    Originally posted by Weasel View Post
    Sounds like a skill issue. Having proper design and API documentation/contracts must be difficult, I guess. (and yes I'm talking about internal APIs to the project, not exposed to others)
    OK, it's a skill issue. That means the world's supply of sufficiently skilled programmers can't meet demand, even with Microsoft and Google and the like trying very hard to hire them.

    I'm reminded of this quote:

    Honestly, after more than 25 years of C (and C++), I’ve become very frustrated with the average C code I seen in the wild. OpenSSL is fairly typical, in a lot of ways. So much C code has buffer overflows, numeric overflows, memory leaks, double frees, undefined behavior, and an an endless number of bugs. There are exceptions—djb’s code is quite good, dovecot seems reasonable, OpenBSD audits aggressively—but when I dive into most C code, I expect problems… I’m tired. I don’t want to rely on programmers practicing constant, flawless vigilance.

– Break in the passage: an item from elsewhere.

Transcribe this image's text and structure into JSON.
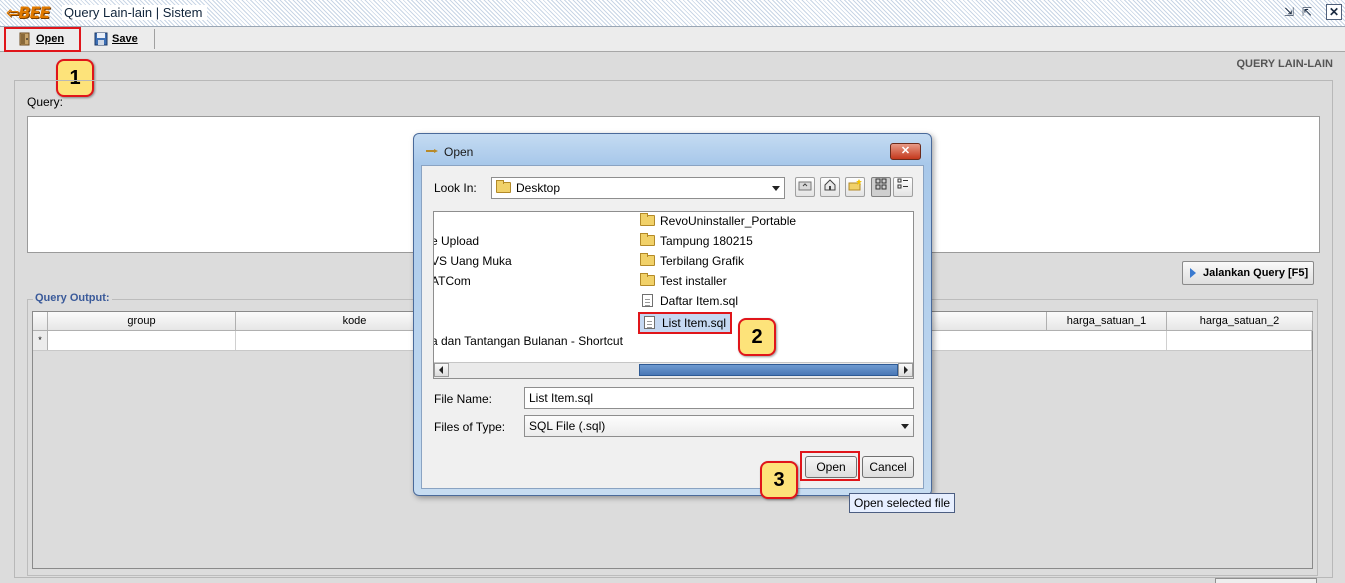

    -- emk @
    Originally posted by Weasel View Post
    But protected mode doesn't protect an own process from itself, and that's fine. It's quite literally using the "design" I advocate for. So idk what your point is, it proves mine.
    Which is where Rust comes in. It does protect a process from itself as long as you assign use of unsafe to the programmers who know how to use it correctly, design APIs such that no set of inputs causes your unsafe code to violate memory safety, and slap a #[forbid(unsafe_code)] onto the modules that less skilled programmers are allowed to touch.